Glance over at your iPad right after you click the name of the iPad on your desktop; you’ll see a little linking icon flash on the iPad screen. After that your desktop should flicker and switch from the Aero Theme to the Basic Theme (if you weren’t already running the Basic Theme).
If you are running a single monitor the iPad screen should be, by default, on the right hand side (as far as monitor orientation goes). If you’re running more than one monitor it will orient itself to the right hand side of the first monitor. If you’re running dual monitors and the left monitor is #1 and the right monitor is #2 this means that the new iPad display is wedged right in the middle of them. In the case of the triple-monitor setup on our test machine (and yes, we realize how pixel-greedy it is to be adding a fourth display to a triple-monitor setup) this meant the iPad screen got wedged right in between the far left and middle monitor like so:
That’s not a terrible useful location for an auxiliary monitor and it really screwed up the way monitor #1 displayed windows (as you would imagine). We opted to drag the iPad display down beneath the middle monitor. Take a moment to right click on the Air Display system tray icon again and select Display Arrangement to move the monitor to your preferred location.
Once you’ve tweaked the location in the Display Arrangement menu, you can start using the auxiliary monitor as you see fit. We tried it out with a variety of windows to see how it looked. First we dragged a Chrome browser window onto it to check out some web pages and the Pandora web interface:
Positioned at regular monitor distance the screen was more than satisfactory size for viewing a web page and web-based apps like Pandora look great in full-screen mode. Our second test was to turn it into an IM/widget dashboard:
In both tests the secondary “monitor” functioned flawlessly with snappy mouse feedback and screen refresh.
Taking Advantage of Additional Air Display Functionality
Although our primary interest with Air Display was simply turning our iPad into a secondary monitor, there are a handful of really useful little features packed into the application.
In addition to extending the desktop you can also mirror the desktop. If you’re in a situation where you want to show someone what’s happening on the desktop (i.e. teaching someone how to use a new interface, modeling an application, etc.) you can flip on mirror mode (right click the system tray icon –> Options –> Mirror Mode) and then hand them the iPad to watch.
Also, just because you’re extending the desktop onto the iPad doesn’t mean you lose the functionality of the iPad touch screen. Any application placed on the iPad screen gains touch support. You could, for example, drag a Photoshop window onto the extended iPad desktop and then use a stylus to draw on it or place the calculator app on the iPad screen and use your finger instead of the mouse to punch the keys.

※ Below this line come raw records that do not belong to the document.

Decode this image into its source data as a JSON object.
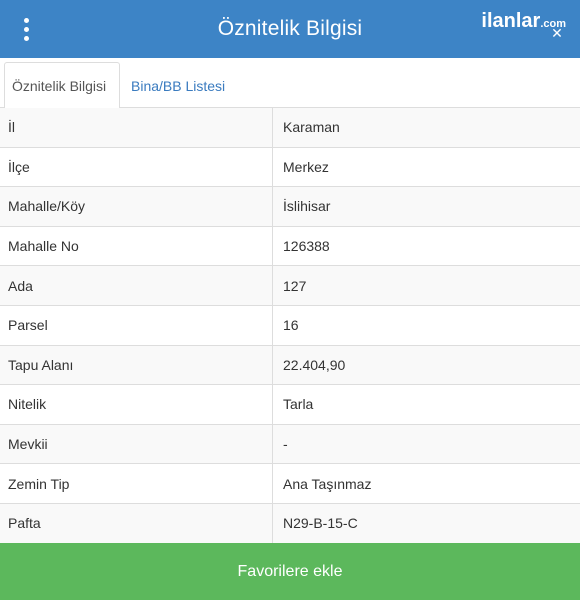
{
  "header": {
    "title": "Öznitelik Bilgisi",
    "brand_name": "ilanlar",
    "brand_suffix": ".com",
    "close_glyph": "✕",
    "menu_icon": "kebab-menu-icon",
    "background": "#3d84c6"
  },
  "tabs": [
    {
      "label": "Öznitelik Bilgisi",
      "active": true
    },
    {
      "label": "Bina/BB Listesi",
      "active": false
    }
  ],
  "rows": [
    {
      "key": "İl",
      "value": "Karaman"
    },
    {
      "key": "İlçe",
      "value": "Merkez"
    },
    {
      "key": "Mahalle/Köy",
      "value": "İslihisar"
    },
    {
      "key": "Mahalle No",
      "value": "126388"
    },
    {
      "key": "Ada",
      "value": "127"
    },
    {
      "key": "Parsel",
      "value": "16"
    },
    {
      "key": "Tapu Alanı",
      "value": "22.404,90"
    },
    {
      "key": "Nitelik",
      "value": "Tarla"
    },
    {
      "key": "Mevkii",
      "value": "-"
    },
    {
      "key": "Zemin Tip",
      "value": "Ana Taşınmaz"
    },
    {
      "key": "Pafta",
      "value": "N29-B-15-C"
    }
  ],
  "footer": {
    "favorite_label": "Favorilere ekle",
    "button_color": "#5cb85c"
  }
}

The final useful trick stashed away in the Air Display portfolio is access to the onscreen iOS keyboard. Let’s say you’re working on your laptop and you want a client to fill in a form for you. You can drag the form to your iPad, hand the iPad to the client, and (using the on screen keyboard) they can fill in the form right from the iPad. Anytime you want to quickly fill in some information on the secondary display you can do so right from the onscreen keyboard.
Whether you’re just looking to extend your monitor to your iPad for on-the-go dual monitor action or you’re planning to trot out the extra tricks like touch-screen navigation, you’re now ready to deploy your iPad as an extension of your desktop. Enjoy!
Jason Fitzpatrick is warranty-voiding DIYer and all around geek. When he's not documenting mods and hacks he's doing his best to make sure a generation of college students graduate knowing they should put their pants on one leg at a time and go on to greatness, just like Bruce Dickinson. You can follow him on Google+ if you'd like.
- Published 12/20/11